The first McDonald’s All-American recruited by UCLA coach Mick Cronin to play for the Bruins, Watson averaged 3.3 points and 2.9 rebounds in 12.6 minutes per game while exclusively coming off the bench. He struggled with shooting, making 32.2% of his shots and 22.6% of his three-pointers, but carved out a niche as a defensive stopper alongside Jaylen Clark.
Watson’s finest moment might have come during a home victory over Arizona in late January when he recovered to block a shot by Justin Kier, momentarily hovering over the Wildcats guard who fell to the court while the crowd roared.
But his playing time was sporadic. Watson logged 10 or more minutes in only two of the Bruins’ final seven games and just three minutes in the season-ending loss to North Carolina in the Sweet 16 of the NCAA tournament.
“Forever a Bruin,” Watson tweeted alongside an emoji of a blue heart. “Although we didn’t reach all of our goals as a team this season, my experience at UCLA made me a better person and a better player. Thank you to the UCLA coaching staff and my teammates for helping create memories I will carry with me for a lifetime. And to the fans who packed out Pauley Pavilion, I appreciate your tremendous support.”
Cronin continually praised Watson’s work ethic, attitude and ability to influence games in ways other than by scoring. Before practices, Watson was known to walk around the gym and shake his teammates’ hands as a friendly gesture.
“We are very excited for Peyton,” Cronin said in a statement. “We all know he has tremendous upside as a basketball player, and we were fortunate to have him in Westwood. Peyton came to work every day with a great attitude and a burning desire to improve himself as a player.

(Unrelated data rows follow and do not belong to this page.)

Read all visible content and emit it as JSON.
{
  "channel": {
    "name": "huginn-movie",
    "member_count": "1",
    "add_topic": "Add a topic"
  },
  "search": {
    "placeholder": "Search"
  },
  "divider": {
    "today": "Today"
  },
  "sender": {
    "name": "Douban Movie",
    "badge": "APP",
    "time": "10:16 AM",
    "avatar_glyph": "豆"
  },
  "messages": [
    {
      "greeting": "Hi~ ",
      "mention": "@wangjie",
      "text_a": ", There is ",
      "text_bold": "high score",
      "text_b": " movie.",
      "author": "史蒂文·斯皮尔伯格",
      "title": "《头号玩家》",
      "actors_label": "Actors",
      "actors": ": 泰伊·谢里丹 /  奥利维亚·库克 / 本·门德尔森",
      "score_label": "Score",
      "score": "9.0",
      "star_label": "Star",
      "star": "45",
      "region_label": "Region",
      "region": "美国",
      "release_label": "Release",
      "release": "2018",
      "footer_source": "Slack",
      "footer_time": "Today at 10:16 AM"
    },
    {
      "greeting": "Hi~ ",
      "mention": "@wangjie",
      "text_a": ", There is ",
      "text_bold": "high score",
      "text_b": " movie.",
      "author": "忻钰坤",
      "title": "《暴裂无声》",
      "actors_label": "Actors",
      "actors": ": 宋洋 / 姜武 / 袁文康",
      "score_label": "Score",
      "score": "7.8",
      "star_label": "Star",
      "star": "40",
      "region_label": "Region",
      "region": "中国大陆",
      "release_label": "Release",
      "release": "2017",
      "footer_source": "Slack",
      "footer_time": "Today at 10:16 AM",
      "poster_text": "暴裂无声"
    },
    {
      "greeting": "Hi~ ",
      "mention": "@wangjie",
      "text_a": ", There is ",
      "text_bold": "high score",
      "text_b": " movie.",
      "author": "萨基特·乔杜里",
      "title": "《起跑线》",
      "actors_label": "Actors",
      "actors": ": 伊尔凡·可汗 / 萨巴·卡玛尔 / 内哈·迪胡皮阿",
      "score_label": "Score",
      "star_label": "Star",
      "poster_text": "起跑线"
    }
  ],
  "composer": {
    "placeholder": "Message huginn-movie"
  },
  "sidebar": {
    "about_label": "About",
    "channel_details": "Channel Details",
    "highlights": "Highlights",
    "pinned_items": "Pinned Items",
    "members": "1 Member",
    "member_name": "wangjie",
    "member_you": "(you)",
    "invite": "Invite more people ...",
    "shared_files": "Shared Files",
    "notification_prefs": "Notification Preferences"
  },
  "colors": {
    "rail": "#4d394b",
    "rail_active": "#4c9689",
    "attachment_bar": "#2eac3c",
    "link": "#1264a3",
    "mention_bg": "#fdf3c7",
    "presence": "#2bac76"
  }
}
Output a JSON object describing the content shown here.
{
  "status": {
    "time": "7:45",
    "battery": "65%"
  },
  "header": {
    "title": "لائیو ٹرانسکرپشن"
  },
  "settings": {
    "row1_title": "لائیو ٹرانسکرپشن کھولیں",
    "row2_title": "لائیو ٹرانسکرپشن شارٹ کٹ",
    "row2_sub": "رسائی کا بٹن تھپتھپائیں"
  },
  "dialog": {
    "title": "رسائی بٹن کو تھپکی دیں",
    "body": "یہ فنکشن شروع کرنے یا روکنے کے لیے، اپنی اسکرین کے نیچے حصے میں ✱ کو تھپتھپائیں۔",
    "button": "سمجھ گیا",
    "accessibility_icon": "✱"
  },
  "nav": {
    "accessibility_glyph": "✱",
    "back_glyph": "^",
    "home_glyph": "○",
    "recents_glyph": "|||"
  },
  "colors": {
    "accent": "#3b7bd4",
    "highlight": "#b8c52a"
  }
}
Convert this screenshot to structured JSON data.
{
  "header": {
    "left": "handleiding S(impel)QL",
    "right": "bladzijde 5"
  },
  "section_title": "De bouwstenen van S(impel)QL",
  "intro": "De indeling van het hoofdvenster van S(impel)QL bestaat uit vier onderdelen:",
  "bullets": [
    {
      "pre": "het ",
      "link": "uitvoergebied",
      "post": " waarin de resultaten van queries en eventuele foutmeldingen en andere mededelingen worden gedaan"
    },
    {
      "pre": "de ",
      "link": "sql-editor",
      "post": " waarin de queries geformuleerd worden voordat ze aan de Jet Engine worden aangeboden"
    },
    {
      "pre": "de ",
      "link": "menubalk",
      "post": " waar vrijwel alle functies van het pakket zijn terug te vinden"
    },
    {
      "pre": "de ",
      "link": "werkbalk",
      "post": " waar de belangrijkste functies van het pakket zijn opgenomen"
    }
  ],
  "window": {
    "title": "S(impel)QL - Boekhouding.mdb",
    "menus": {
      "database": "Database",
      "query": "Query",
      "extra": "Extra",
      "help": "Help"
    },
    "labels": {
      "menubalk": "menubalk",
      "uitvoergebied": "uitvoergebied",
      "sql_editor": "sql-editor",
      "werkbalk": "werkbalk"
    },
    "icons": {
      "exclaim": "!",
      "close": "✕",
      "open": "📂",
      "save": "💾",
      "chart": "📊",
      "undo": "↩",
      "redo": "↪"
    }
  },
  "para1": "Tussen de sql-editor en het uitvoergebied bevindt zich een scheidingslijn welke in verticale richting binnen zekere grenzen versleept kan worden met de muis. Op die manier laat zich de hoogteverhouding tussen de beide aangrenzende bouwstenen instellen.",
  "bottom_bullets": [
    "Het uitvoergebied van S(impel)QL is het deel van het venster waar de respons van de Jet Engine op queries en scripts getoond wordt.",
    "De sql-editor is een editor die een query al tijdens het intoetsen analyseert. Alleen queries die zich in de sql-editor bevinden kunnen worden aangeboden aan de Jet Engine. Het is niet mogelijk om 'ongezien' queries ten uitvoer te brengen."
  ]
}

Peyton is a great teammate and a wonderful person, and we thank him for choosing UCLA. He will always be a part of the Bruin family. We look forward to watching him and rooting for him as a professional for many years to come.”
Watson becomes the second Bruin to depart, joining junior guard Jake Kyman, who transferred to Wyoming. Other players with remaining eligibility who have not announced their intentions include Jaime Jaquez Jr., Tyger Campbell, Johnny Juzang, Jules Bernard, Cody Riley, Myles Johnson and David Singleton.